Another ingredient of NAZ success is specialized support. Abraham and KIPP’s teachers benefit from the assistance of Academic Navigators who work onsite at their school. These scholar coaches, stationed in every NAZ anchor school, provide close personal attention, regularly meeting with kids, families, and teachers to provide consistent support and to keep students on track toward their academic goals.
Specialized support is also available for a NAZ student’s family, should it need assistance with housing, health care, or job training. NAZ Navigators are available to provide personal support in each of six areas, while the NAZ Connectors match children and parents with the right supports and remains a family coach until a student’s high school graduation. All this support happens in partnership, with NAZ continually putting the onus on families to take the lead on their achievement plans.

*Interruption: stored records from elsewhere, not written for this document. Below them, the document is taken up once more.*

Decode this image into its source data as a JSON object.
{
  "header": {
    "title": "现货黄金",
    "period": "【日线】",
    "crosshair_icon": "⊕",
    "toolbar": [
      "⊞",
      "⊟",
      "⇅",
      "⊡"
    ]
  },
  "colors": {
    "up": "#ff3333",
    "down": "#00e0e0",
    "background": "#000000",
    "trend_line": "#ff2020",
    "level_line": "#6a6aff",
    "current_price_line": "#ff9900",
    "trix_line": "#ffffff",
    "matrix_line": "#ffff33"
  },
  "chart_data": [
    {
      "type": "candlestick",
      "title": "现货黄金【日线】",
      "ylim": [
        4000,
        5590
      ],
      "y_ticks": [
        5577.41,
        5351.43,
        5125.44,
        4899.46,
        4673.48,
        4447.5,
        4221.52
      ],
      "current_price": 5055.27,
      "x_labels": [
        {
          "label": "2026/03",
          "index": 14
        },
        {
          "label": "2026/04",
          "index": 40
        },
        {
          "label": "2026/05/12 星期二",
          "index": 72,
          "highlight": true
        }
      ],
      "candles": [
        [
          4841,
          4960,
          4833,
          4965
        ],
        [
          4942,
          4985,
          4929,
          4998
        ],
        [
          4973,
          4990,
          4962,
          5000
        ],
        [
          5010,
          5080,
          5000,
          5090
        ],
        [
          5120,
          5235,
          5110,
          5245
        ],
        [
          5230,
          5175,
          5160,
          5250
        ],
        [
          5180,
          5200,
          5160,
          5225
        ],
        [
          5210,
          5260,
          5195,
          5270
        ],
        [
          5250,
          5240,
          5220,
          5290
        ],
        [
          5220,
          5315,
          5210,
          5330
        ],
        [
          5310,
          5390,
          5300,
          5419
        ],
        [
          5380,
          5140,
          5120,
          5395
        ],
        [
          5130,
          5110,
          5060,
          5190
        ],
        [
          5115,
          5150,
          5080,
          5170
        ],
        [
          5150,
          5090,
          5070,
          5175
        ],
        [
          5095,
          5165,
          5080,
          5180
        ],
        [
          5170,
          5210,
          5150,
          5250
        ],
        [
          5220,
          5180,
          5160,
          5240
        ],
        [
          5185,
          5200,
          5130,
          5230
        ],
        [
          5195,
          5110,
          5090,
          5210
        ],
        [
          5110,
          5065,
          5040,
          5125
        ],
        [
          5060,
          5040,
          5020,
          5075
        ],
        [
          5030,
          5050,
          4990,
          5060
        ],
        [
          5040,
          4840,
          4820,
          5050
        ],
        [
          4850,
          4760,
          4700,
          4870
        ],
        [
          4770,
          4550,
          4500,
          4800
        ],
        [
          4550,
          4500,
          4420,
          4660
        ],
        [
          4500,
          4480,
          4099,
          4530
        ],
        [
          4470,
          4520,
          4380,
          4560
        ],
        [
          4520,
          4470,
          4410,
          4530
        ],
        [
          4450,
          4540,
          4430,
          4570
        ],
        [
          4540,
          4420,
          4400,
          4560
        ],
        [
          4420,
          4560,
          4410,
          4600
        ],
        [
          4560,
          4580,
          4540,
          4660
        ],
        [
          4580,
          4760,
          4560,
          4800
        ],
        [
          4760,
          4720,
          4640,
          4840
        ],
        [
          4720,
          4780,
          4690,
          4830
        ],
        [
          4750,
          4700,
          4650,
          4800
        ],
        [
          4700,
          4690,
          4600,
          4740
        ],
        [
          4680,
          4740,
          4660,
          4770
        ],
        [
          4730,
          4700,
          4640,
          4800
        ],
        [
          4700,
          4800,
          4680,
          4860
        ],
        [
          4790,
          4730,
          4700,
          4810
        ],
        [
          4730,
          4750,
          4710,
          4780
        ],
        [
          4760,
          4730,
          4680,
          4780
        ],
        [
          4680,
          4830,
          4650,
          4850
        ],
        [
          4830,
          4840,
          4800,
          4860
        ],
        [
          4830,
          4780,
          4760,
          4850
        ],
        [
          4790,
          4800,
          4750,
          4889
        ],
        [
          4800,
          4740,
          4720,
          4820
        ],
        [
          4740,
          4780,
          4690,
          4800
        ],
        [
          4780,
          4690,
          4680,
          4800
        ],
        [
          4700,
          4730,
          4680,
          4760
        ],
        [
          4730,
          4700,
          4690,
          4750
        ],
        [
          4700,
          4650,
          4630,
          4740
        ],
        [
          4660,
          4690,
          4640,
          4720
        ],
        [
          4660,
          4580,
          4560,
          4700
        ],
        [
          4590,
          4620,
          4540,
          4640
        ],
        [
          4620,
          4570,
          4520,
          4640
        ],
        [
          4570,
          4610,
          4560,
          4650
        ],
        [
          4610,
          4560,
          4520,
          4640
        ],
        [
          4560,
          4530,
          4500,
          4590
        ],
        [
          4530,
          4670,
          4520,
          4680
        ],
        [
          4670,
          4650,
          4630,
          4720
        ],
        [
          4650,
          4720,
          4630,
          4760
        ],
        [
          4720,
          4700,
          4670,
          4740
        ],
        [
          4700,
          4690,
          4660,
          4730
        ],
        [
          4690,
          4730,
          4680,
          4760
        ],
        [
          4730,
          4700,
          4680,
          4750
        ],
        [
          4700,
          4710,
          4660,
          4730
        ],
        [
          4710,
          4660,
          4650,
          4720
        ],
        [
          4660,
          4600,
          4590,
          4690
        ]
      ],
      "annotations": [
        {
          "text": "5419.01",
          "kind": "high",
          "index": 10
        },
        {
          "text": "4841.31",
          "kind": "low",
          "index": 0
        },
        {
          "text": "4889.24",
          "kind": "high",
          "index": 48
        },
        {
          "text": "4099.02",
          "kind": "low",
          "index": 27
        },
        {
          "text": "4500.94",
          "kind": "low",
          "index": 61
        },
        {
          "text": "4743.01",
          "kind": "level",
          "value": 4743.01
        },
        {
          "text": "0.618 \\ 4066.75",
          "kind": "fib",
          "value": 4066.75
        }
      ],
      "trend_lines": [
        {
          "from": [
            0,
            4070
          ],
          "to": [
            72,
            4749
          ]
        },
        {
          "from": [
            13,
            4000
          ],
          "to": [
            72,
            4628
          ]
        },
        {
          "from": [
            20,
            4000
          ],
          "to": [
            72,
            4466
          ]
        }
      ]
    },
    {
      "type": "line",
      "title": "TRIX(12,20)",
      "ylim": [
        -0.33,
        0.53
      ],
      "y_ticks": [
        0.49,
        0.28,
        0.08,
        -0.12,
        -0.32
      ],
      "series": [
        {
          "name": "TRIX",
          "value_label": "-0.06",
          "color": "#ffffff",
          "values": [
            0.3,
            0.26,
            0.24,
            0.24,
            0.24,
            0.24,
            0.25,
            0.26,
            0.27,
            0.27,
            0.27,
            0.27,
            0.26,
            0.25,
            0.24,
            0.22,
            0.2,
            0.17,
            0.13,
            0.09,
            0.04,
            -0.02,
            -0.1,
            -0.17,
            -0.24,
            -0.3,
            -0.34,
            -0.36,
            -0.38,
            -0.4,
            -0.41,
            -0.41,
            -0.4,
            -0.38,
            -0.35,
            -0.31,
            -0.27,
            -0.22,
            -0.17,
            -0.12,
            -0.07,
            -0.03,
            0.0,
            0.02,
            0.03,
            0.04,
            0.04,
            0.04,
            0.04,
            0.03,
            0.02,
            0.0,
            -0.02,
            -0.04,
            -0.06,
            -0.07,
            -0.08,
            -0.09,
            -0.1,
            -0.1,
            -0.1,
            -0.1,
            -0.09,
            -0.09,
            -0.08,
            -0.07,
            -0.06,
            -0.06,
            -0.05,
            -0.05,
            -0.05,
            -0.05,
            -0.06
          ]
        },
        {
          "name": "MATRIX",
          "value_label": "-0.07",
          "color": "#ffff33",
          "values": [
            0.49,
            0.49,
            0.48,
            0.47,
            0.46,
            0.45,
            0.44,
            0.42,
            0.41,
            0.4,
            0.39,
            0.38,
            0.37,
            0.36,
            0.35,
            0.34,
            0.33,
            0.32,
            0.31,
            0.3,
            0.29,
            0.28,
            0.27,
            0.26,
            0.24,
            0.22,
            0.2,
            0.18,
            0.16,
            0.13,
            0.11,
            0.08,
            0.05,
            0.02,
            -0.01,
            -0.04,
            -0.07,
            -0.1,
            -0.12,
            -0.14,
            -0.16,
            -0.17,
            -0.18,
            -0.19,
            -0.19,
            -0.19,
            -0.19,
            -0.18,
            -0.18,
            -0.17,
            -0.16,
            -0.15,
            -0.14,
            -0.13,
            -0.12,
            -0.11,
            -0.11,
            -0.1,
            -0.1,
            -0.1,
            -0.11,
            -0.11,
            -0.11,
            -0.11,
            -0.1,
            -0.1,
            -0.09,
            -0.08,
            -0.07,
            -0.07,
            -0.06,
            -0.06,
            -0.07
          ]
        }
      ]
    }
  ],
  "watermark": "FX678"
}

The support in the area of early childhood exemplifies NAZ’s confidence in families. The Family Academy’s classes exist to empower parents as the “first and primary teachers of their children.” “They are the best experts,” says Andre Dukes, the Family Academy Director. “And we want to equip them with the skills and the knowledge to ensure that their children are ready for kindergarten and can stay at grade level.” The Family Academy is yet another place where parents learn about NAZ’s long-haul commitment. There they receive baby onesies and toddler T-shirts with “Class of 2036” and “Future College Graduate” emblazoned on the front.
All of these supports fold Northside families into one extended NAZ family, building more trust with each new friendship. As vital as the out-of-school academic assistance is that a 21st Century Academy provides, the loving relationships that boost student self-confidence are just as important. “It’s just a great place to be,” says Josh of the afterschool program. Delajuante feels the same way. “21st Century is like a family to me. It’s like coming home to people I can trust and people I know have my back,” he says.
Ultimately, 21st Century Academy and other NAZ programs have to be like family. The risk is too great that they’ll get edged out the competition: the other Northside “families” running the streets and fighting for the allegiance of young men. NAZ, says Samuels, is mindful of “the little boys whose dads are not there, who feel they are the men of their families protecting their moms and their sisters.” “We’re saying, ‘We know you need someone to have your back.’”
Promising to “have someone’s back” from birth until college is a serious commitment. The reality is that the scope of the NAZ commitment extends even further. Villages aren’t made in one day,” says Williams. “Villages are first, second, third, fourth, fifth generation.” This is the shared long view behind the “population-level change” that
Pastor Galloway loves to tell a story that hints at where future Northside generations are headed. Recently her young grandson, Jaden, became lost on a school bus after forgetting the location of his stop. Jaden knew to seek help from a familiar face on the bus, Delajuante Moore. The two then went back to Delajuante’s home, where the eighth grader gave Jaden cereal and began calling every number he knew to reconnect the young boy with his family.
“So you have a black boy who was lost,” said Pastor Galloway through tears. “But another little black boy said, ‘I’ll help you find a way.’”
– Brian Baughan